*What the task asks:* Among the records that follow, find each line holding the word "title" and copy it.

*Given data:*
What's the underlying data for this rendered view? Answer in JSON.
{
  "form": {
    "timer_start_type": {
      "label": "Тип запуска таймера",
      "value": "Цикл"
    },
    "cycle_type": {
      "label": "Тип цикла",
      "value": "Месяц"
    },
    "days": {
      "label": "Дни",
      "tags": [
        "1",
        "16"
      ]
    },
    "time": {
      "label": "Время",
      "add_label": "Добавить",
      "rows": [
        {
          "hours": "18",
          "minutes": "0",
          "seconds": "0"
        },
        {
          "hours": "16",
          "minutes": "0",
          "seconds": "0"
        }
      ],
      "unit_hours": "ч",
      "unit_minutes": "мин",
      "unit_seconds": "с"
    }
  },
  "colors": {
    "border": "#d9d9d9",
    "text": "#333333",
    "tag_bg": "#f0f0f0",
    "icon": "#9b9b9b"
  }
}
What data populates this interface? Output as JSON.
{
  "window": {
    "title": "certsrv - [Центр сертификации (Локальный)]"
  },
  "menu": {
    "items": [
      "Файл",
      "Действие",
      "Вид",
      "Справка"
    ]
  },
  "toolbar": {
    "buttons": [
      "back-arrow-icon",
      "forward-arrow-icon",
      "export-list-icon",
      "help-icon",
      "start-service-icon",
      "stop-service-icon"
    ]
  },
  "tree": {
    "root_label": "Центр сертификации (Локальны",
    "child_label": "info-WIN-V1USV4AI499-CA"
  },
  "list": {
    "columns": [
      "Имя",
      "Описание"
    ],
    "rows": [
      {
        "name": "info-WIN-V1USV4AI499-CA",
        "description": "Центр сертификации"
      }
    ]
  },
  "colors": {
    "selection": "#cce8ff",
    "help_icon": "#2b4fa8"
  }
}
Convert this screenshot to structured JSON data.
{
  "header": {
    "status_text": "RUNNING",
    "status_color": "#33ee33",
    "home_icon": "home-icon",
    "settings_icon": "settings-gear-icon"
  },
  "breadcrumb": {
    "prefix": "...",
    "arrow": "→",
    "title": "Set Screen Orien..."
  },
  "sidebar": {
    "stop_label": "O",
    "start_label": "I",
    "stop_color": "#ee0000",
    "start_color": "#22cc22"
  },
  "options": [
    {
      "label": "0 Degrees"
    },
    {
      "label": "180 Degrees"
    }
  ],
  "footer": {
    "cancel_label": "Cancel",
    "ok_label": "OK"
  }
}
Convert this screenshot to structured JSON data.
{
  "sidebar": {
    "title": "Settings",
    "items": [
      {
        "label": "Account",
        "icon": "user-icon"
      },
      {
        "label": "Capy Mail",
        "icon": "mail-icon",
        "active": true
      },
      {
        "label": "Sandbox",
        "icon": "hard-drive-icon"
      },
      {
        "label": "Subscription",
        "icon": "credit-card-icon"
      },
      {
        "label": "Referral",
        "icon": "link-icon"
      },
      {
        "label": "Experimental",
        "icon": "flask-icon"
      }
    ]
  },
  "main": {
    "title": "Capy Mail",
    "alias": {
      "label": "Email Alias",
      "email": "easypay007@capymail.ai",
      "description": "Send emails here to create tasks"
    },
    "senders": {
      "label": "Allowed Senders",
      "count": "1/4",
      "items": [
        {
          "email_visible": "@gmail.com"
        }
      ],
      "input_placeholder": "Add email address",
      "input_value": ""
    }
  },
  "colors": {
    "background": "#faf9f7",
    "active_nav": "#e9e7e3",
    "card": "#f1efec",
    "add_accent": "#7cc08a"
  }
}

*Finished task:*
    "title": "certsrv - [Центр сертификации (Локальный)]"
    "title": "Set Screen Orien..."
    "title": "Settings",
    "title": "Capy Mail",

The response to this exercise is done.